DER STANDARD also asked for a statement here and learned that these points are converted into company shares regardless of the planned IPO. However, the points could not be bought, only vouchers. The points are a “free incentive,” he said.
Internal IPO documents, dated February of this year, mention international business consultant Deloitte. In an online video, Freidl said “Deloitte’s stock market experts” expect My World’s IPO to be worth “tens of billions.” When asked, Deloitte denied an alleged assignment. MyWorld’s response to the STANDARD inquiry: Deloitte Austria handles the tax audit in Austria and has very well delivered first calculation models.
In Austria, the Economic and Corruption Prosecutor’s Office (WKStA) has already become active against Lyoness. Investigations on suspicion of fraud and pyramid schemes were discontinued in 2016 for lack of provable intent. In 2019, the WKStA also discontinued its investigations into an alleged violation of the Capital Markets Act. Conflict manager Ben Ecker, who had access to the files at the time, locates failures on the part of the authorities: For example, a planned house search was canceled on short notice, an expert economic opinion commissioned by the WKStA was ignored, and investigations in general were sloppy. In Germany, too, investigations against an ex-head of Lyoness were discontinued. However, the public prosecutor’s office in Cologne resumed this in July on suspicion of criminal advertising.
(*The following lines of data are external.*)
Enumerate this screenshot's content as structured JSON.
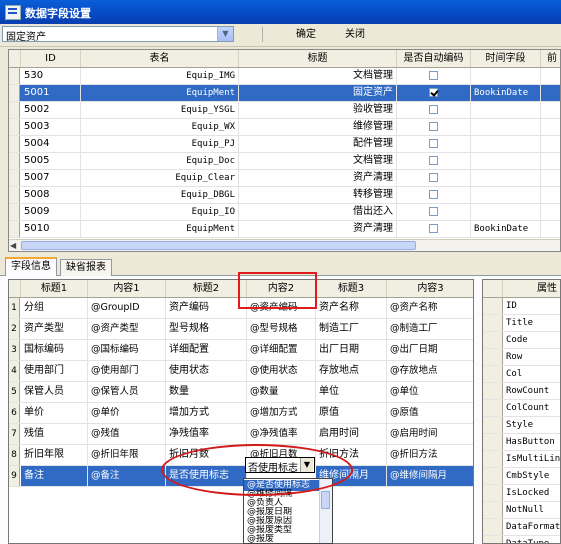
{
  "window": {
    "title": "数据字段设置"
  },
  "toolbar": {
    "combo_value": "固定资产",
    "ok_label": "确定",
    "close_label": "关闭"
  },
  "upper_grid": {
    "columns": [
      "ID",
      "表名",
      "标题",
      "是否自动编码",
      "时间字段",
      "前"
    ],
    "rows": [
      {
        "id": "530",
        "table": "Equip_IMG",
        "title": "文档管理",
        "auto": false,
        "time": ""
      },
      {
        "id": "5001",
        "table": "EquipMent",
        "title": "固定资产",
        "auto": true,
        "time": "BookinDate"
      },
      {
        "id": "5002",
        "table": "Equip_YSGL",
        "title": "验收管理",
        "auto": false,
        "time": ""
      },
      {
        "id": "5003",
        "table": "Equip_WX",
        "title": "维修管理",
        "auto": false,
        "time": ""
      },
      {
        "id": "5004",
        "table": "Equip_PJ",
        "title": "配件管理",
        "auto": false,
        "time": ""
      },
      {
        "id": "5005",
        "table": "Equip_Doc",
        "title": "文档管理",
        "auto": false,
        "time": ""
      },
      {
        "id": "5007",
        "table": "Equip_Clear",
        "title": "资产清理",
        "auto": false,
        "time": ""
      },
      {
        "id": "5008",
        "table": "Equip_DBGL",
        "title": "转移管理",
        "auto": false,
        "time": ""
      },
      {
        "id": "5009",
        "table": "Equip_IO",
        "title": "借出还入",
        "auto": false,
        "time": ""
      },
      {
        "id": "5010",
        "table": "EquipMent",
        "title": "资产清理",
        "auto": false,
        "time": "BookinDate"
      }
    ]
  },
  "tabs": [
    "字段信息",
    "缺省报表"
  ],
  "field_grid": {
    "columns": [
      "标题1",
      "内容1",
      "标题2",
      "内容2",
      "标题3",
      "内容3"
    ],
    "rows": [
      {
        "n": "1",
        "c": [
          "分组",
          "@GroupID",
          "资产编码",
          "@资产编码",
          "资产名称",
          "@资产名称"
        ]
      },
      {
        "n": "2",
        "c": [
          "资产类型",
          "@资产类型",
          "型号规格",
          "@型号规格",
          "制造工厂",
          "@制造工厂"
        ]
      },
      {
        "n": "3",
        "c": [
          "国标编码",
          "@国标编码",
          "详细配置",
          "@详细配置",
          "出厂日期",
          "@出厂日期"
        ]
      },
      {
        "n": "4",
        "c": [
          "使用部门",
          "@使用部门",
          "使用状态",
          "@使用状态",
          "存放地点",
          "@存放地点"
        ]
      },
      {
        "n": "5",
        "c": [
          "保管人员",
          "@保管人员",
          "数量",
          "@数量",
          "单位",
          "@单位"
        ]
      },
      {
        "n": "6",
        "c": [
          "单价",
          "@单价",
          "增加方式",
          "@增加方式",
          "原值",
          "@原值"
        ]
      },
      {
        "n": "7",
        "c": [
          "残值",
          "@残值",
          "净残值率",
          "@净残值率",
          "启用时间",
          "@启用时间"
        ]
      },
      {
        "n": "8",
        "c": [
          "折旧年限",
          "@折旧年限",
          "折旧月数",
          "@折旧月数",
          "折旧方法",
          "@折旧方法"
        ]
      },
      {
        "n": "9",
        "c": [
          "备注",
          "@备注",
          "是否使用标志",
          "否使用标志",
          "维修间隔月",
          "@维修间隔月"
        ]
      }
    ]
  },
  "dropdown": {
    "items": [
      "@是否使用标志",
      "@维修间隔",
      "@负责人",
      "@报废日期",
      "@报废原因",
      "@报废类型",
      "@报废"
    ]
  },
  "property_grid": {
    "header": "属性",
    "items": [
      "ID",
      "Title",
      "Code",
      "Row",
      "Col",
      "RowCount",
      "ColCount",
      "Style",
      "HasButton",
      "IsMultiLine",
      "CmbStyle",
      "IsLocked",
      "NotNull",
      "DataFormat",
      "DataType"
    ]
  }
}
All those named are presumed innocent.
In 2017, the Association for Consumer Information (VKI) organized a class action lawsuit against Lyoness following an OGH ruling. Since then, the focus has been on monitoring: Lyoness has been an issue for around 15 years, and there have also been exchanges with international authorities, according to the ministry of Wolfgang Mückstein (Greens). The VKI welcomes the ruling in the case of Nina G.: “The new Lyconet conditions are just as non-transparent as those that the OGH already declared null and void,” says Ulrike Wolf from the VKI (Association for Consumer Information)
- The name has been changed by the editors.
Many thanks to the editor Mr. Laurin Lorenz for his accurate research!